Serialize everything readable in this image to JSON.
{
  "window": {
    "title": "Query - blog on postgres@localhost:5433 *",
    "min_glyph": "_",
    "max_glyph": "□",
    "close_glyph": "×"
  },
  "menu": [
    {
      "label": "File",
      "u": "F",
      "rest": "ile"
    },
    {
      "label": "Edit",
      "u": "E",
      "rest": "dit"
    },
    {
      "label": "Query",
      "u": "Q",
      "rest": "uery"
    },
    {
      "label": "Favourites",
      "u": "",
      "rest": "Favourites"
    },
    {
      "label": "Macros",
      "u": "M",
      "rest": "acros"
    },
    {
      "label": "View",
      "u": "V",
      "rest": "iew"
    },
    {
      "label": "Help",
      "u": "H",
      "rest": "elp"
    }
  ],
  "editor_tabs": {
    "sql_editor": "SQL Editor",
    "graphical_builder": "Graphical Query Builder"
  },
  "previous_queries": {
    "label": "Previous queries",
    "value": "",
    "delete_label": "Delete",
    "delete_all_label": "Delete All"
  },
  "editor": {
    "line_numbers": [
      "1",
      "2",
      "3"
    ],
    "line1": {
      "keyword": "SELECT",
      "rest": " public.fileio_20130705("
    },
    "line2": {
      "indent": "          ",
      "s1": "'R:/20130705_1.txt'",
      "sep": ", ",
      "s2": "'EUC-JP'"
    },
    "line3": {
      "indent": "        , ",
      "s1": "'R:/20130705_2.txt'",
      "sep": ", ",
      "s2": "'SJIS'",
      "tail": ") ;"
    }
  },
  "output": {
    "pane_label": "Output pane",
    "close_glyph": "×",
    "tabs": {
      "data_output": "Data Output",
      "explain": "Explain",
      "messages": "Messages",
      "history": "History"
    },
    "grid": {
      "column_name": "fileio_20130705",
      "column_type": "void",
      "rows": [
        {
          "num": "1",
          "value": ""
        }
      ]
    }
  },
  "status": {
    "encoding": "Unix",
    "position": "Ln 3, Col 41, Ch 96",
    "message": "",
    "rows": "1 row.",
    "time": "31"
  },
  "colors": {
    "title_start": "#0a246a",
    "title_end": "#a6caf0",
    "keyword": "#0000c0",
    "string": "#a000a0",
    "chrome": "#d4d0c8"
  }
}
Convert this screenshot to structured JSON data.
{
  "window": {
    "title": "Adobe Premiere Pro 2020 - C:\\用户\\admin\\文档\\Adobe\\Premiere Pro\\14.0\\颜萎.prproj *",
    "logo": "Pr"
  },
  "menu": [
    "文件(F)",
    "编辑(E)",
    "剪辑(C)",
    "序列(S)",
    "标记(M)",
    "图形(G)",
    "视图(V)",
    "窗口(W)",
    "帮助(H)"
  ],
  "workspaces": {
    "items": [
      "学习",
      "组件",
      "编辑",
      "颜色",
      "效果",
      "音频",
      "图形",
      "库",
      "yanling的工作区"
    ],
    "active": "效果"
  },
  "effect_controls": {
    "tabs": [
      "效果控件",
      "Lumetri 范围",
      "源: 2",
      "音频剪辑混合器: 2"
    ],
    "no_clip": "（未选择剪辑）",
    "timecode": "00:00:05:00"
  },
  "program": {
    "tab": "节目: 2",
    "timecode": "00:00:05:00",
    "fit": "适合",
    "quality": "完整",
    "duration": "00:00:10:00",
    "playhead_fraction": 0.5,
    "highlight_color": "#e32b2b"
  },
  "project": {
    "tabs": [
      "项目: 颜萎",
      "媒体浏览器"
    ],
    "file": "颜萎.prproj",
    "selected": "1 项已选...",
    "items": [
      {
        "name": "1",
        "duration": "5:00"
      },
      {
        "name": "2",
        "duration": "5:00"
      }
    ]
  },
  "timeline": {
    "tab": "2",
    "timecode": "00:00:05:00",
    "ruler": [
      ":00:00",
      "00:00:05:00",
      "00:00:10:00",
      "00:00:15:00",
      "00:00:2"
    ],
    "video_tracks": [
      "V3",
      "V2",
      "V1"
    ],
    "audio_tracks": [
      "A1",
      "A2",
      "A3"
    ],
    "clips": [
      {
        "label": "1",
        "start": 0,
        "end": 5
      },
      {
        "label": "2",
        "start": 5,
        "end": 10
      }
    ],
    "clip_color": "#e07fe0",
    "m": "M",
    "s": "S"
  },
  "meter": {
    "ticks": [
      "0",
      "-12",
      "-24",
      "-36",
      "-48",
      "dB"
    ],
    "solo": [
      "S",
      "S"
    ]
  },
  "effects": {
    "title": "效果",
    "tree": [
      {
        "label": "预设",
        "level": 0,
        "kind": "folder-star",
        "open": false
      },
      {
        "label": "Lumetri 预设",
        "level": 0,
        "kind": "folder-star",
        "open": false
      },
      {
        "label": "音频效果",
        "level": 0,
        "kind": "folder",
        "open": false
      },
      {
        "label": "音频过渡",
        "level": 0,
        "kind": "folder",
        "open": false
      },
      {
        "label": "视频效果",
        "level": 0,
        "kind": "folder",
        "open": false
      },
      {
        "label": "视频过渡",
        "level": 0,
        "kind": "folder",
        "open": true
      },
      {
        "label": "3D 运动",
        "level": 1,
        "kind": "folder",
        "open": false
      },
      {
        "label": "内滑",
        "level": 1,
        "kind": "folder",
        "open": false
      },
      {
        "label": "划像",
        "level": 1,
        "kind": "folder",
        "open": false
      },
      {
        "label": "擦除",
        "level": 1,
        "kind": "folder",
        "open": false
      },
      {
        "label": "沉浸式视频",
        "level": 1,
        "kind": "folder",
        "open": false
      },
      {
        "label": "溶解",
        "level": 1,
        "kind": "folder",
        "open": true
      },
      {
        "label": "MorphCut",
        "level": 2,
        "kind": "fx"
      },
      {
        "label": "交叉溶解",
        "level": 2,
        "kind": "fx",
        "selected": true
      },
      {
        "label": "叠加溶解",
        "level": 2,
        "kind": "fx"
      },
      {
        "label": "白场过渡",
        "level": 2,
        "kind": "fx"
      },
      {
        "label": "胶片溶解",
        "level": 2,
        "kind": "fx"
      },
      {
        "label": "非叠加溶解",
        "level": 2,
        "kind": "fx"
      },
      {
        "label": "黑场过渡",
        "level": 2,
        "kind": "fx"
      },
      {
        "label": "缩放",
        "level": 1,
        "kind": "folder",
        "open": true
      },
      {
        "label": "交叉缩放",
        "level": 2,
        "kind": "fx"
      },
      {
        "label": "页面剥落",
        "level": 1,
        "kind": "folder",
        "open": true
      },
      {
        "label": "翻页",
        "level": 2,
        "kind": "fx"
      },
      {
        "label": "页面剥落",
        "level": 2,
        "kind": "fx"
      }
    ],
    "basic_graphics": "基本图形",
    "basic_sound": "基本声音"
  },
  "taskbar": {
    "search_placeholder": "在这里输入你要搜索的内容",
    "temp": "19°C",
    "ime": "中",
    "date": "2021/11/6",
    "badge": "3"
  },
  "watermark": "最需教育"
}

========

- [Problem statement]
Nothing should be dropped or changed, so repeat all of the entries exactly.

- [Solution to this task]
Serialize everything readable in this image to JSON.
{
  "window": {
    "title": "Query - blog on postgres@localhost:5433 *",
    "min_glyph": "_",
    "max_glyph": "□",
    "close_glyph": "×"
  },
  "menu": [
    {
      "label": "File",
      "u": "F",
      "rest": "ile"
    },
    {
      "label": "Edit",
      "u": "E",
      "rest": "dit"
    },
    {
      "label": "Query",
      "u": "Q",
      "rest": "uery"
    },
    {
      "label": "Favourites",
      "u": "",
      "rest": "Favourites"
    },
    {
      "label": "Macros",
      "u": "M",
      "rest": "acros"
    },
    {
      "label": "View",
      "u": "V",
      "rest": "iew"
    },
    {
      "label": "Help",
      "u": "H",
      "rest": "elp"
    }
  ],
  "editor_tabs": {
    "sql_editor": "SQL Editor",
    "graphical_builder": "Graphical Query Builder"
  },
  "previous_queries": {
    "label": "Previous queries",
    "value": "",
    "delete_label": "Delete",
    "delete_all_label": "Delete All"
  },
  "editor": {
    "line_numbers": [
      "1",
      "2",
      "3"
    ],
    "line1": {
      "keyword": "SELECT",
      "rest": " public.fileio_20130705("
    },
    "line2": {
      "indent": "          ",
      "s1": "'R:/20130705_1.txt'",
      "sep": ", ",
      "s2": "'EUC-JP'"
    },
    "line3": {
      "indent": "        , ",
      "s1": "'R:/20130705_2.txt'",
      "sep": ", ",
      "s2": "'SJIS'",
      "tail": ") ;"
    }
  },
  "output": {
    "pane_label": "Output pane",
    "close_glyph": "×",
    "tabs": {
      "data_output": "Data Output",
      "explain": "Explain",
      "messages": "Messages",
      "history": "History"
    },
    "grid": {
      "column_name": "fileio_20130705",
      "column_type": "void",
      "rows": [
        {
          "num": "1",
          "value": ""
        }
      ]
    }
  },
  "status": {
    "encoding": "Unix",
    "position": "Ln 3, Col 41, Ch 96",
    "message": "",
    "rows": "1 row.",
    "time": "31"
  },
  "colors": {
    "title_start": "#0a246a",
    "title_end": "#a6caf0",
    "keyword": "#0000c0",
    "string": "#a000a0",
    "chrome": "#d4d0c8"
  }
}
Convert this screenshot to structured JSON data.
{
  "window": {
    "title": "Adobe Premiere Pro 2020 - C:\\用户\\admin\\文档\\Adobe\\Premiere Pro\\14.0\\颜萎.prproj *",
    "logo": "Pr"
  },
  "menu": [
    "文件(F)",
    "编辑(E)",
    "剪辑(C)",
    "序列(S)",
    "标记(M)",
    "图形(G)",
    "视图(V)",
    "窗口(W)",
    "帮助(H)"
  ],
  "workspaces": {
    "items": [
      "学习",
      "组件",
      "编辑",
      "颜色",
      "效果",
      "音频",
      "图形",
      "库",
      "yanling的工作区"
    ],
    "active": "效果"
  },
  "effect_controls": {
    "tabs": [
      "效果控件",
      "Lumetri 范围",
      "源: 2",
      "音频剪辑混合器: 2"
    ],
    "no_clip": "（未选择剪辑）",
    "timecode": "00:00:05:00"
  },
  "program": {
    "tab": "节目: 2",
    "timecode": "00:00:05:00",
    "fit": "适合",
    "quality": "完整",
    "duration": "00:00:10:00",
    "playhead_fraction": 0.5,
    "highlight_color": "#e32b2b"
  },
  "project": {
    "tabs": [
      "项目: 颜萎",
      "媒体浏览器"
    ],
    "file": "颜萎.prproj",
    "selected": "1 项已选...",
    "items": [
      {
        "name": "1",
        "duration": "5:00"
      },
      {
        "name": "2",
        "duration": "5:00"
      }
    ]
  },
  "timeline": {
    "tab": "2",
    "timecode": "00:00:05:00",
    "ruler": [
      ":00:00",
      "00:00:05:00",
      "00:00:10:00",
      "00:00:15:00",
      "00:00:2"
    ],
    "video_tracks": [
      "V3",
      "V2",
      "V1"
    ],
    "audio_tracks": [
      "A1",
      "A2",
      "A3"
    ],
    "clips": [
      {
        "label": "1",
        "start": 0,
        "end": 5
      },
      {
        "label": "2",
        "start": 5,
        "end": 10
      }
    ],
    "clip_color": "#e07fe0",
    "m": "M",
    "s": "S"
  },
  "meter": {
    "ticks": [
      "0",
      "-12",
      "-24",
      "-36",
      "-48",
      "dB"
    ],
    "solo": [
      "S",
      "S"
    ]
  },
  "effects": {
    "title": "效果",
    "tree": [
      {
        "label": "预设",
        "level": 0,
        "kind": "folder-star",
        "open": false
      },
      {
        "label": "Lumetri 预设",
        "level": 0,
        "kind": "folder-star",
        "open": false
      },
      {
        "label": "音频效果",
        "level": 0,
        "kind": "folder",
        "open": false
      },
      {
        "label": "音频过渡",
        "level": 0,
        "kind": "folder",
        "open": false
      },
      {
        "label": "视频效果",
        "level": 0,
        "kind": "folder",
        "open": false
      },
      {
        "label": "视频过渡",
        "level": 0,
        "kind": "folder",
        "open": true
      },
      {
        "label": "3D 运动",
        "level": 1,
        "kind": "folder",
        "open": false
      },
      {
        "label": "内滑",
        "level": 1,
        "kind": "folder",
        "open": false
      },
      {
        "label": "划像",
        "level": 1,
        "kind": "folder",
        "open": false
      },
      {
        "label": "擦除",
        "level": 1,
        "kind": "folder",
        "open": false
      },
      {
        "label": "沉浸式视频",
        "level": 1,
        "kind": "folder",
        "open": false
      },
      {
        "label": "溶解",
        "level": 1,
        "kind": "folder",
        "open": true
      },
      {
        "label": "MorphCut",
        "level": 2,
        "kind": "fx"
      },
      {
        "label": "交叉溶解",
        "level": 2,
        "kind": "fx",
        "selected": true
      },
      {
        "label": "叠加溶解",
        "level": 2,
        "kind": "fx"
      },
      {
        "label": "白场过渡",
        "level": 2,
        "kind": "fx"
      },
      {
        "label": "胶片溶解",
        "level": 2,
        "kind": "fx"
      },
      {
        "label": "非叠加溶解",
        "level": 2,
        "kind": "fx"
      },
      {
        "label": "黑场过渡",
        "level": 2,
        "kind": "fx"
      },
      {
        "label": "缩放",
        "level": 1,
        "kind": "folder",
        "open": true
      },
      {
        "label": "交叉缩放",
        "level": 2,
        "kind": "fx"
      },
      {
        "label": "页面剥落",
        "level": 1,
        "kind": "folder",
        "open": true
      },
      {
        "label": "翻页",
        "level": 2,
        "kind": "fx"
      },
      {
        "label": "页面剥落",
        "level": 2,
        "kind": "fx"
      }
    ],
    "basic_graphics": "基本图形",
    "basic_sound": "基本声音"
  },
  "taskbar": {
    "search_placeholder": "在这里输入你要搜索的内容",
    "temp": "19°C",
    "ime": "中",
    "date": "2021/11/6",
    "badge": "3"
  },
  "watermark": "最需教育"
}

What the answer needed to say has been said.